* WHAT IS REQUIRED *
Your answer should be a single number: the count of lines in the listing that contain "value".

------------------------------------------------------------------------

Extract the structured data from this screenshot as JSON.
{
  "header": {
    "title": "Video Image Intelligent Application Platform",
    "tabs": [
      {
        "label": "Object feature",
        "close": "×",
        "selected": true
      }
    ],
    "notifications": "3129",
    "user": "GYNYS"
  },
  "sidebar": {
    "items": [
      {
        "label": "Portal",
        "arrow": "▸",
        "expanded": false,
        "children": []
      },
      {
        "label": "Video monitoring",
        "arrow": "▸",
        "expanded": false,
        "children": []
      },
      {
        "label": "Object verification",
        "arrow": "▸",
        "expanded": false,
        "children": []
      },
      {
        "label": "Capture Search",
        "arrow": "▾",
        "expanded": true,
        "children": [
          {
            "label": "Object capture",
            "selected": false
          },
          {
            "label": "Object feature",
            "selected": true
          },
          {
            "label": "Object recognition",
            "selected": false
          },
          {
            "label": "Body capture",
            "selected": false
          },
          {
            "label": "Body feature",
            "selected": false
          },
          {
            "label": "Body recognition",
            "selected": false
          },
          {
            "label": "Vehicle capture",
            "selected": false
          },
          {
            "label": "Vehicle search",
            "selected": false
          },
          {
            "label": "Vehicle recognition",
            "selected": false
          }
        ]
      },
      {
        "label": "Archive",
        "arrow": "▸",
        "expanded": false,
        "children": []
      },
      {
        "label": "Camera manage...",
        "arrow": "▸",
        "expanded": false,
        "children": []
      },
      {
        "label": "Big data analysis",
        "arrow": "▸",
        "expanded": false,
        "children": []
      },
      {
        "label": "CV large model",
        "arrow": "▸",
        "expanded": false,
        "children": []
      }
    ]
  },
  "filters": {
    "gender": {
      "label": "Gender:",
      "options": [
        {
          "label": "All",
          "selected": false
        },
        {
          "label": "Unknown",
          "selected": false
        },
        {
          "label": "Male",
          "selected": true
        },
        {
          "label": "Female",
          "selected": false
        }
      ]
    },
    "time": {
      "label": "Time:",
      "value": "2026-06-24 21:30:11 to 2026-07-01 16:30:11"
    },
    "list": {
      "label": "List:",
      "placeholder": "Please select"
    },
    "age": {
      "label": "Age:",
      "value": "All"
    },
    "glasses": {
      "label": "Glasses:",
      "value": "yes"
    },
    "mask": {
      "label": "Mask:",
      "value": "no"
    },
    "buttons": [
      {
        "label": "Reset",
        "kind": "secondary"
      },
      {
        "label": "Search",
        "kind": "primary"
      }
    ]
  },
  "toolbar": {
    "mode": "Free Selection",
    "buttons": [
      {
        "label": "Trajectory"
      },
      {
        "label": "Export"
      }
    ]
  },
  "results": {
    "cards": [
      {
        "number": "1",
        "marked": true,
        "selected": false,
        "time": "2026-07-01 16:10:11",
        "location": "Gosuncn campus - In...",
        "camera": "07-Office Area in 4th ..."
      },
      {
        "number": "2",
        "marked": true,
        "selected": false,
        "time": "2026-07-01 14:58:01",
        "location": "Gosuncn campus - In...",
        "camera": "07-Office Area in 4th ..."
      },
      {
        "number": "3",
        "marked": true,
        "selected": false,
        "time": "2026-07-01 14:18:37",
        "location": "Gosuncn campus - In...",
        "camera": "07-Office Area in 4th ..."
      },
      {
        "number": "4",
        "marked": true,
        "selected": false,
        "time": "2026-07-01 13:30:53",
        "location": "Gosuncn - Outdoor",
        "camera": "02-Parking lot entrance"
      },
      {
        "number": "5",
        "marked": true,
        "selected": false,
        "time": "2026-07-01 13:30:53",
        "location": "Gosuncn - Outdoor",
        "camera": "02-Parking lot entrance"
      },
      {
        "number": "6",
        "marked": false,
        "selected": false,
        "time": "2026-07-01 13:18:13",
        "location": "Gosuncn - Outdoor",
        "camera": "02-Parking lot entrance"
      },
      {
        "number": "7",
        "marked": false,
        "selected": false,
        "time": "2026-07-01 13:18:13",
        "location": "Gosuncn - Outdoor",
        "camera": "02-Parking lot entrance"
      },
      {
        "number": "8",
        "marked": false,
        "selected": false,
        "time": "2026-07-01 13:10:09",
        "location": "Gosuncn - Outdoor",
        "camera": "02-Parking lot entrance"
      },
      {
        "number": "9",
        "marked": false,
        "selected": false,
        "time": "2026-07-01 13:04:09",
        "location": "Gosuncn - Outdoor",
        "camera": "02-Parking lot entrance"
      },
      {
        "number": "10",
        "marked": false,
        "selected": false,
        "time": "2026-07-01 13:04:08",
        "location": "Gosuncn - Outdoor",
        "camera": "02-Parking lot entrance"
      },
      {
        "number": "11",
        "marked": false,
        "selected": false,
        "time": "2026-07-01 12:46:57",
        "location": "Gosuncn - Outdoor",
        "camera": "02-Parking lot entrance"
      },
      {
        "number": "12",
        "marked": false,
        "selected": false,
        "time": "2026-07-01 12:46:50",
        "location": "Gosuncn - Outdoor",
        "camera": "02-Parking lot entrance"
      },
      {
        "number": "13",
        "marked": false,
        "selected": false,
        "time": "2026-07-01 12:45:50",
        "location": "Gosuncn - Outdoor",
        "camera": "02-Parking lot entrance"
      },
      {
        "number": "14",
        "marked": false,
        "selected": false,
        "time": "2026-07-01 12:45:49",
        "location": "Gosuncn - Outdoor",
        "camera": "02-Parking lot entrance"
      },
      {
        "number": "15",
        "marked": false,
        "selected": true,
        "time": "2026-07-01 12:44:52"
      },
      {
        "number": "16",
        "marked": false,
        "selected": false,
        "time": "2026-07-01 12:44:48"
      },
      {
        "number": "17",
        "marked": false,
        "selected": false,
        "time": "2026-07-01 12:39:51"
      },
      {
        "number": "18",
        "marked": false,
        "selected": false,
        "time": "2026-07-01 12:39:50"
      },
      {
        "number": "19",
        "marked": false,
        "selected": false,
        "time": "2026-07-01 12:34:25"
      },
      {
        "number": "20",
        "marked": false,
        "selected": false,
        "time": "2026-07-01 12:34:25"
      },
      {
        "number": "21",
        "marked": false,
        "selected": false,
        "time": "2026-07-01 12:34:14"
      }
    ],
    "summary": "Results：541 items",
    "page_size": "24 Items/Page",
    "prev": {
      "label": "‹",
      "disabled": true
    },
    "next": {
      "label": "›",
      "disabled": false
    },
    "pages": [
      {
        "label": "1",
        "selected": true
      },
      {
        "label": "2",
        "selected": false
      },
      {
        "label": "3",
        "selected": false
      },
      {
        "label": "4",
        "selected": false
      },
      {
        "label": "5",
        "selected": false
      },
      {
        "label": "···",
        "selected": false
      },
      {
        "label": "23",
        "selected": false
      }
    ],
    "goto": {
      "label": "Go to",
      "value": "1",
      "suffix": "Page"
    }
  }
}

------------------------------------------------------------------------

* REPLY TO THE EXERCISE *
5